Monday, January 19, 2009

A Tale of Two Cities

The problem with writing about a work that has been canonized by every single person to ever pick up a pencil (8th graders being forced to read the book in question by their cruel taskmaster/teacher excepted) is, of course, the obvious one: What can I possibly say about this book that Vladimir Nabokov has not? In the case of the novel in question, probably nothing. Therefore, if you are overly familiar with Nabokov's feelings on Dickens, you should probably skip to a post about the weather or the optimal length of dreadlocks w/r/t acceleration at each position in baseball, and the corresponding amounts players should tip their barber (or whatever). Unless you desire to read the same thing multiple times, only more poorly articulated the second time around (Though I wish to note that I am far ahead of Nabokov in the ever-important field of Bleak House analysis, as I am willing to state that which he never dared: Don't bother reading Bleak House. Seriously. It's an overstuffed, underformed mess). If this is the case, feel free to read along with the other functionally illiterate person or two who is still going here. Anway, with whatever I wrote as the first sentence (finally) being back in mind, my current intention is to keep this brief. That probably will not happen. Let's have a paragraph break.

A Tale of Two Cities has been covered everywhere from Princeton University to the fine television program Wishbone™, all of which seem to have the idea that it is one of the finest piece of writing ever produced in the English language. And they are correct. Dicken's prose and storytelling are at their absolute apex here, and the book is poignant and fully-formed, packed with interesting characters and a plot that moves along as quickly as the ever-present footsteps signalling the beginning of the French Revolution. The only caveat worth mentioning is that this is a work of Victorian english, meaning it is overly wordy and descriptive by default (Though still less digressive than this blog post. Also Tom Jones). However, none of the novel is extraneous. As opposed to some of his other works (God I hated Bleak House (Though nothing is worse than the titular character in Oliver Twist)), in ATOTC he ties every one of these seemingly unnecessary sidenotes back around into a plot that picks up just as much steam as the historical element it revolves around as the pages turn. It begins with one of the absolute iconic opening sentences in literature, and closes with one also matched by few works (Hello A Farewell To Arms!). If anyone knows of another work that achieves both these things, I would love to read it.
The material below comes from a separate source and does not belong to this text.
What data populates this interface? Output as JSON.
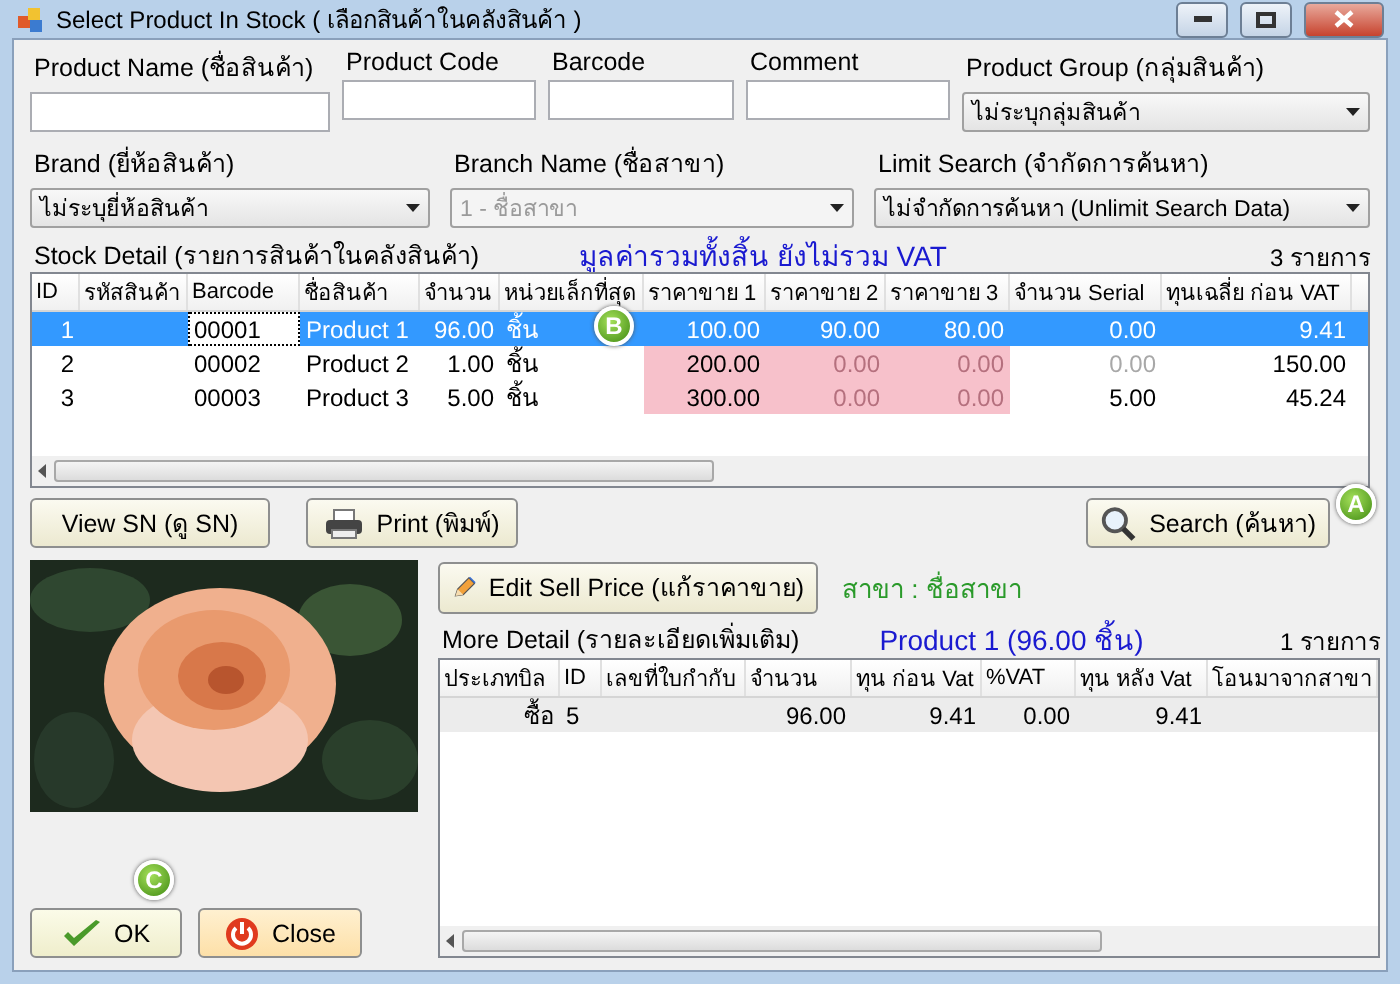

Despite this praise, the novel is not flawless. Dickens is often a moralist to a fault, and his continual slamming of the Revolutionary methods and aims draws thin as the book moves on. This, as most of his works, was written as a serial novel, and it is possible to pick out the various cliffhangers he ended various sections on as you read it (Perhaps this does not bother you personally, but I am a reader who comes off feeling slightly used if a writer feels it is necessary to resort to cliffhangers to keep me reading). These are small faults compared to the last seven paragraphs. In these, Dickens the Moralist runs amock, to the point of nearly destroying what should be the climactic finish of a masterpiece. The damage is contained by the thoroughly wonderful closing line, but it is still an unfortunate black mark against a virtually flawless novel, which gets marked down from perfect to brilliant as a result. If you haven't read it yet, stop reading this and go track down a copy. Or at least a DVD of Wishbone™.

No comments: